2. It is plagiarism to paraphrase another writer’s work by altering some words but communicating the same essential point(s) made by the original author without proper acknowledgment.  Though quotation marks are not needed with paraphrasing, you must still acknowledge the original source directly.

3. Plagiarism includes presenting someone else’s ideas or factual discoveries as your own.  If you follow another person’s general outline or approach to a topic, presenting another’s original thinking or specific conclusions as your own, you must cite the source even if your work is in your own words entirely.  When you present another’s statistics, definitions, or statements of fact in your own work, you must also cite the source.

4. Plagiarism includes allowing someone else to prepare work that you present as your own.

5. Plagiarism applies in other media besides traditional written texts, including, but not limited to, oral presentations, graphs, charts, diagrams, artwork, video and audio compositions, and other electronic media such as web pages, PowerPoint presentations, and postings to online discussions.

For more on plagiarism, follow the "On Plagiarism" link on my website.  

Withdrawal Policies: Students are encouraged to read the withdrawal policy found at https://www.mga.edu/registrar/registration/drop-add.php before dropping/withdrawing from the class. Students may withdraw from the course and earn a grade of “W” up to and including the midterm date (June 30th). After midterm, students who withdraw will receive a grade of “WF.” A WF is calculated in the GPA as an “F.” Instructors may assign “W” grades for students with excessive absences (beyond the number of absences permitted by the instructor’s stated attendance policy). Students may withdraw from a maximum of five courses throughout their enrollment at Middle Georgia State. Beyond the five-course limit, withdrawals result in “F” grades. 

Class Behavior Expectations and Consequences for Violations: Middle Georgia State University students are responsible for reading, understanding, and abiding by the MGA Student Code of Conduct. The students’ Code of Conduct, Responsibilities, Procedures, and Rights are found at https://www.mga.edu/student-affairs/docs/MGA_Student_Handbook.pdf#page=47.
University Policy: Students are responsible for reading, understanding, and adhering to all Middle Georgia State University student policies, including those linked on the Syllabus Policy page.

MGA Policy on Disability Accommodations: Students seeking ADA accommodations must contact Middle Georgia State University Office of Disability Services in Macon at (478) 471-2985 or in Cochran at (478) 934-3023. See https://www.mga.edu/accessibility-services/

Plagiarism Prevention Tool Notification:
A plagiarism prevention service is used in evaluation of written work submitted for this course. As directed by the instructor, students are expected to submit or have their assignments submitted through the service in order to meet requirements for this course. The papers may be retained by the service for the sole purpose of checking for plagiarized content in future student submissions.
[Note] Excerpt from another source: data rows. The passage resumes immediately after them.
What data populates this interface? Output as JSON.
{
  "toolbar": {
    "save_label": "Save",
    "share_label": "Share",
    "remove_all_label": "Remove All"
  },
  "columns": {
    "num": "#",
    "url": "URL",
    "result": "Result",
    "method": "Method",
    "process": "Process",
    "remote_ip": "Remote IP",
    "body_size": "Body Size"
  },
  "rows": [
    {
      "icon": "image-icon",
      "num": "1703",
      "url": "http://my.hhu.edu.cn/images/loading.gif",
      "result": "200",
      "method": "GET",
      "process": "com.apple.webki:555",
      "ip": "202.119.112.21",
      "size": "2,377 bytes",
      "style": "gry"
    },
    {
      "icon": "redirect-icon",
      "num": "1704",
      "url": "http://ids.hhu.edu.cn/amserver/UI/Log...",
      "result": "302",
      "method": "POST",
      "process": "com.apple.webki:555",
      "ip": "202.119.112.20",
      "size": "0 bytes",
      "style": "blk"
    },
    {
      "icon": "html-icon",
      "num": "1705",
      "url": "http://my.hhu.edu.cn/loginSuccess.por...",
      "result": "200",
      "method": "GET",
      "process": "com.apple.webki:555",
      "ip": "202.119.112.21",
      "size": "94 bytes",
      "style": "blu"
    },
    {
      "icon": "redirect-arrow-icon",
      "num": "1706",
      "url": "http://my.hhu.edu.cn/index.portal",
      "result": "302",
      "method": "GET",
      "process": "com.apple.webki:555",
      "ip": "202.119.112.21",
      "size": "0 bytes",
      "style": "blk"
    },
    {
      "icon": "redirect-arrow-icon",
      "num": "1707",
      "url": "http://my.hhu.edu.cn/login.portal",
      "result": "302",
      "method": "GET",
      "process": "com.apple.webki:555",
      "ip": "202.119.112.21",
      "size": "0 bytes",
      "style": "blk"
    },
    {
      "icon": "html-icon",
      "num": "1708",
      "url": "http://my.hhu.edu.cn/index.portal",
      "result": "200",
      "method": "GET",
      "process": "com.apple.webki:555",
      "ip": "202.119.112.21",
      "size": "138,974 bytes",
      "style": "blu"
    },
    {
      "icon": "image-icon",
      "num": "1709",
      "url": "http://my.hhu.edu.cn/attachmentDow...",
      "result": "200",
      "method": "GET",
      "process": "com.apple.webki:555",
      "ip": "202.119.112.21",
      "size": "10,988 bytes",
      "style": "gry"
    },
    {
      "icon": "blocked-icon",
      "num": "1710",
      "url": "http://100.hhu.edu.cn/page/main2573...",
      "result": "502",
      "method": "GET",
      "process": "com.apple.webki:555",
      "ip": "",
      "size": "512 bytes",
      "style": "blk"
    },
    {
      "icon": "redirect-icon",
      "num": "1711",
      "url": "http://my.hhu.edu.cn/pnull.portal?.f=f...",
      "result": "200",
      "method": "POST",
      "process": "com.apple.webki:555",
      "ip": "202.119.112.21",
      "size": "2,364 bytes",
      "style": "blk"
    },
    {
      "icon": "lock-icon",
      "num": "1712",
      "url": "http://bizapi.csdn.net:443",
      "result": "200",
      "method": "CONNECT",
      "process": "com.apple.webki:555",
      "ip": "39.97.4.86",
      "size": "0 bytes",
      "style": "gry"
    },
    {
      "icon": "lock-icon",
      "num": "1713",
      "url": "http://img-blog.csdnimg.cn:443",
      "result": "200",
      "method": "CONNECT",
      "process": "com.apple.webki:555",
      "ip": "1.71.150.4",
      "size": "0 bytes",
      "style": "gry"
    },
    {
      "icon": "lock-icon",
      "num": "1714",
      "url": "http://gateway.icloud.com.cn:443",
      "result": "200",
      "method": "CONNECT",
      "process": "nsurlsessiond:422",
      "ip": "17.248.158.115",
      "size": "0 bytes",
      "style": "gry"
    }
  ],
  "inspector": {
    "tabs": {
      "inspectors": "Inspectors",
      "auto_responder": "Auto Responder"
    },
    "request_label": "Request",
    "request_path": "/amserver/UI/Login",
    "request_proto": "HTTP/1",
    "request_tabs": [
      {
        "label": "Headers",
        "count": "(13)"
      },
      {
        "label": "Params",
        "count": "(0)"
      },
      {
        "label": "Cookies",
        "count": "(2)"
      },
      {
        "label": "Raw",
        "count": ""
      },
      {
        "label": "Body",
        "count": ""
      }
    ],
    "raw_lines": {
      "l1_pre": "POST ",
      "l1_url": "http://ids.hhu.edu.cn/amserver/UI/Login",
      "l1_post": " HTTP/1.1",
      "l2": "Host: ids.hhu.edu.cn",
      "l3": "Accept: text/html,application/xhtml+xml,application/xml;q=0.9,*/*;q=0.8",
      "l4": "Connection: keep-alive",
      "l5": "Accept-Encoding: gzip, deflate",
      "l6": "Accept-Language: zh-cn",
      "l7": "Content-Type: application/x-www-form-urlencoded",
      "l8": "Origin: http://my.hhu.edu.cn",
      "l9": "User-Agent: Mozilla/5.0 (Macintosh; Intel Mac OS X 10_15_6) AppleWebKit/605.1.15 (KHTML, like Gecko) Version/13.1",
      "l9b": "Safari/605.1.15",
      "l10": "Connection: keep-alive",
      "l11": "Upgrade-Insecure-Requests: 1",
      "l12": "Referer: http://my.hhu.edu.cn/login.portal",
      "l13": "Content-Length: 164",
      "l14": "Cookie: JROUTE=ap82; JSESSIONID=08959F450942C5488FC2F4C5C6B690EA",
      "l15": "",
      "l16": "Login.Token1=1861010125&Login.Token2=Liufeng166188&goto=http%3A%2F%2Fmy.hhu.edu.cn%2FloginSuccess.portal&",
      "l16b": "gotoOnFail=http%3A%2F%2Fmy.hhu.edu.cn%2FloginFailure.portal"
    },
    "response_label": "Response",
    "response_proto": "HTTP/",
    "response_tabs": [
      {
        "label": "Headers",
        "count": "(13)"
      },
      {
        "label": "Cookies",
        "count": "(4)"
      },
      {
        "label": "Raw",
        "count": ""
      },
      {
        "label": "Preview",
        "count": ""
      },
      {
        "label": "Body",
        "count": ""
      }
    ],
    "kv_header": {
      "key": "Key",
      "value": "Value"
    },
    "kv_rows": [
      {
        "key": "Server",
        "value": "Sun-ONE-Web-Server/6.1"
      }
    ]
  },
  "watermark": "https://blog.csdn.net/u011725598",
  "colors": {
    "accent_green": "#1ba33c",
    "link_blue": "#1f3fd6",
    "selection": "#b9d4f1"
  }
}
End of Course Evaluations:
Student evaluations of faculty are administered online at the end of each term/session for all courses with five or more students. Students will receive an email containing a link to a survey for each course in which they are enrolled. All responses are anonymous.

Addendum to the syllabus:
bulletPFWR 4650 schedule of readings and assignments